(Published by the San Jose Mercury-News and its affiliates on January 3, 2015.)
The New Year’s resolutions of losing weight and eating healthier are as popular as the eggnog and cheese balls that contribute to making such vows. Problem is, such tiresome edicts are often put away along with the holiday decorations.
Rather than introducing yet another diet plan as the road to self improvement, Portland author Califia Suntree suggests the focus be on just one often-tedious, usually forgettable meal: lunch.
Her new e-book, “Bring Your Lunch!” (Workman Publishing, $0.99; on Amazon and iTunes) is an entertaining, well-researched guide with more than 60 tasty, healthful, easy-to-make recipes for all we office drones that includes clever recycles of leftovers and even some downright delicious replacements for the guilt-inducing offerings in the vending machine.
She’s a strong believer that homemade lunches can pay off in several ways. “Even if we changed our habits just a few days a week, we could save hundreds of dollars, cut way down on fats/sugars/salt and eat more vegetables and fruits,” Suntree insists.
With a recent CareerBuilder study showing that two in five people say they’ve gained weight while at their current job, perhaps it’s time to skip the roach coach or fast-food outlet and whip up something better at home for that midday meal.
Calling lunch “that neglected area,” Suntree has personal experience with limited or bad noontime food choices. “You go back to the office and think, ‘I really wish I hadn’t eaten that,'” she says.
According to her book, brown-bagging costs an average of about $5 in ingredients while a restaurant lunch will likely be twice that. Feeling virtuous when buying a prepared salad from a restaurant chain or deli? Suntree reports that after the possible mountains of heavy dressing and greasy add-ins, “You end up with a salad that has the same calorie count as a cheeseburger.”
Since she is well aware of the time constraints among frazzled workers, one section in her book is devoted to fast lunches requiring 10 minutes or less to prepare. Suntree includes instructions for “deli-counter bahn-mi” sandwiches and enticing “pizzettes” based on pita bread.
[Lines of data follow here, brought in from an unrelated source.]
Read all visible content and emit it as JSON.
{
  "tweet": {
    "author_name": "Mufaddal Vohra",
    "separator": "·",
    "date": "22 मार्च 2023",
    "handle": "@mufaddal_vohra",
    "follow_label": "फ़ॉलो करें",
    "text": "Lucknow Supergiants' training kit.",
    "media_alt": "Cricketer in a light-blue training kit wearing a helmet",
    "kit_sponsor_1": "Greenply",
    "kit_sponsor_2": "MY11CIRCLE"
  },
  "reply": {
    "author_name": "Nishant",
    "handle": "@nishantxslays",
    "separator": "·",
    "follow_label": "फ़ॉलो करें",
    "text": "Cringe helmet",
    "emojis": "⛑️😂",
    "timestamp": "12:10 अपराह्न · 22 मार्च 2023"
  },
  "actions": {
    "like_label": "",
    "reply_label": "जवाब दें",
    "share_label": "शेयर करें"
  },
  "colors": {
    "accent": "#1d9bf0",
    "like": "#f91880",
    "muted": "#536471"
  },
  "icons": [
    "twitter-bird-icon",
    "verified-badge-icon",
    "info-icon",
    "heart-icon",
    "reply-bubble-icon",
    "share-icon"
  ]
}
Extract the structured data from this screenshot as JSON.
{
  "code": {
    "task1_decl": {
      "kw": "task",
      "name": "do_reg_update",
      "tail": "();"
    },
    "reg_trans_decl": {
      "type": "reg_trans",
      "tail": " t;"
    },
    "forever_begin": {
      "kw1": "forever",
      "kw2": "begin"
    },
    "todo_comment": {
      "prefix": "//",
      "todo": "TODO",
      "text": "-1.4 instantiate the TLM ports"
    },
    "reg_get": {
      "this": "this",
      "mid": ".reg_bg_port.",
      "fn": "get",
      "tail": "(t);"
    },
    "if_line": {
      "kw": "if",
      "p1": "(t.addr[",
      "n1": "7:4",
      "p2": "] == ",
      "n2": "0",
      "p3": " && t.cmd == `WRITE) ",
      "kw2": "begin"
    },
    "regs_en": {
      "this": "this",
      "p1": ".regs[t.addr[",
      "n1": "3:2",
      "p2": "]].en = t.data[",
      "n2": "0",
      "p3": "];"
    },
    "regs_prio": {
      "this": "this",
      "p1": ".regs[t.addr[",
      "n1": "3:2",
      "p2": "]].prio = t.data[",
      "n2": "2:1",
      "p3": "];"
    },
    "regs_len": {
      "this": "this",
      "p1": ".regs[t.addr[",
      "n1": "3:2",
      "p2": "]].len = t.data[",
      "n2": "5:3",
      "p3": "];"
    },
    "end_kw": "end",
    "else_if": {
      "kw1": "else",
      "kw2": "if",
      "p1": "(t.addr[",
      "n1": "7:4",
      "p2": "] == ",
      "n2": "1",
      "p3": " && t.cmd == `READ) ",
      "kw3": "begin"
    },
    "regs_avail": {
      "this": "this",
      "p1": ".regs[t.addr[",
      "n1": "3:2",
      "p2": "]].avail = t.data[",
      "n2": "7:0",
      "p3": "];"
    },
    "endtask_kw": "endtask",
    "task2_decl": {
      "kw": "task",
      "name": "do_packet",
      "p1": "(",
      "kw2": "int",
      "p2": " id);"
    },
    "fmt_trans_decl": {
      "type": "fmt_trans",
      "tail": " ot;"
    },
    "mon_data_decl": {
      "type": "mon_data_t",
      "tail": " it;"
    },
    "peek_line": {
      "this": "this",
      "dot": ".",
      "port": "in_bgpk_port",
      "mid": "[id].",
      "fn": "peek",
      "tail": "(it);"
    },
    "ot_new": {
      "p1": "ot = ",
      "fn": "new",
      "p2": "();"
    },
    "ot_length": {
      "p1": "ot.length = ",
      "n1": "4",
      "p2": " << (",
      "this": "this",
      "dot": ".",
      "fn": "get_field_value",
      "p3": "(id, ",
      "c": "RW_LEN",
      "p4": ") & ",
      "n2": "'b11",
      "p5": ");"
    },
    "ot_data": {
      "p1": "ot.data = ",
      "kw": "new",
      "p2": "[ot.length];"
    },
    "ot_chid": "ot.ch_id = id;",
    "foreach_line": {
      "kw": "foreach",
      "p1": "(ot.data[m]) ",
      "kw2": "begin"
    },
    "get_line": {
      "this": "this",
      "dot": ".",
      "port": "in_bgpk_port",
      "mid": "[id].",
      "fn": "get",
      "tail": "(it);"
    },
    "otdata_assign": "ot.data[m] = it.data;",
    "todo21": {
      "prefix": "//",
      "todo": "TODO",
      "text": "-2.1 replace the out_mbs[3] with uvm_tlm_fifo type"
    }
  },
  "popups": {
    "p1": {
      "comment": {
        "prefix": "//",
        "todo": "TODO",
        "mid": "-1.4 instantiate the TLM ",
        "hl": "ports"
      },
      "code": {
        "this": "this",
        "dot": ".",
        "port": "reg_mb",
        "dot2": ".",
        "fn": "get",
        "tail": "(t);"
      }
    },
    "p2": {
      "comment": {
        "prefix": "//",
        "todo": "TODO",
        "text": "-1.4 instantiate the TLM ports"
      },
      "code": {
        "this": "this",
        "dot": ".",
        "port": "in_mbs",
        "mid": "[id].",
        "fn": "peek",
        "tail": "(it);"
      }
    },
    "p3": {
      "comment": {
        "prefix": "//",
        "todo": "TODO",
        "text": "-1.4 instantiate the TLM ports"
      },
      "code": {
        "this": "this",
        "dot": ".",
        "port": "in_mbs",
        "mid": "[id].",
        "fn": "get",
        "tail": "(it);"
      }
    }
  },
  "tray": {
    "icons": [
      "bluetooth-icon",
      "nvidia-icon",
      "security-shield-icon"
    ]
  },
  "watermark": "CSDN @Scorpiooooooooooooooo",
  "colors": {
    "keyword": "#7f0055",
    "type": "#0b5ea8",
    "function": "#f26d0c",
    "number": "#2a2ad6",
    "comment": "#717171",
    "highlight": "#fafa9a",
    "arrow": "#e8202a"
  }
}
A fan of sturdy greens that will stand up to dressing during the several hours before lunch without wilting, Suntree offers a recipe for fennel and spinach salad with figs and blue cheese that is attractive, healthy and deeply delicious. For salads and sandwiches susceptible to what she call “the dreaded sog,” she describes a clever layered approach to packing that keeps textures appealing at lunchtime.
She recommends carrying salads in jars and putting dressing in the bottom, layering less wilt-prone ingredients above and piling delicate lettuce on top. For sandwiches, Suntree suggests packing wetter elements (spreads, tomatoes, etc.) separately from drier ones and assembling right before eating.
Leftovers are a prime candidate for lunch-ifying, she says. Instead of joining the 25 percent of food Americans end up throwing out, these previous meals can easily be turned into alluring midday fare.
Suntree’s book includes tips like how to turn leftover pot roast into beef burritos or reinvent take-out stir-fry dregs as part of appealing salads. One of her inspired recipes reuses leftover pork as the basis of yummy tacos amped up with a quick fruit salsa featuring pineapple or mango.
Cooking ahead enables workers to leverage their effort via individual portions that can be popped into the freezer. One of her ideas is to use jumbo muffin tins to bake pre-portioned lunch meals. Meanwhile, many soups lend themselves well to becoming frozen lunches, with one scrumptious example Suntree’s recipe for a colorful gold beet and carrot borscht with zip from horseradish.
Even the 70 percent of workers who reportedly snack during the day can find healthier alternatives in Suntree’s book to help them ignore the siren song of the vending machine — responsible for more than 600 extra calories a week, she says.
She has instructions for making lower-fat taco chips, kale chips, granola bars and turkey jerky without all the salt, chemicals and fat of the usual kind. Sweet freaks can follow her recipes for chocolate bark topped with various goodies while salty-crunchy fanatics will get some satisfaction from Suntree’s delightful chickpea “nuts” recipe.
Besides all the recipes and tips, “Bring Your Lunch!” offers lavish suggestions on shopping, prepping and transporting home-prepared meals. In addition to wide-mouth Mason jars, Suntree particularly likes to carry lunches in the leak-proof, eco-friendly glass containers from Glasslock. “I have an entire cabinet of those,” she reports.
Even if workers just eat at their desk or brave a drafty, over-lighted lunchroom, the benefits of DIY lunches is clear, believes Suntree. “Home-cooked meals, almost by default, are healthier than restaurant meals,” she says.
And tastier, too.
Go to the box to the right on this page for links to recipes from Califia’s e-book.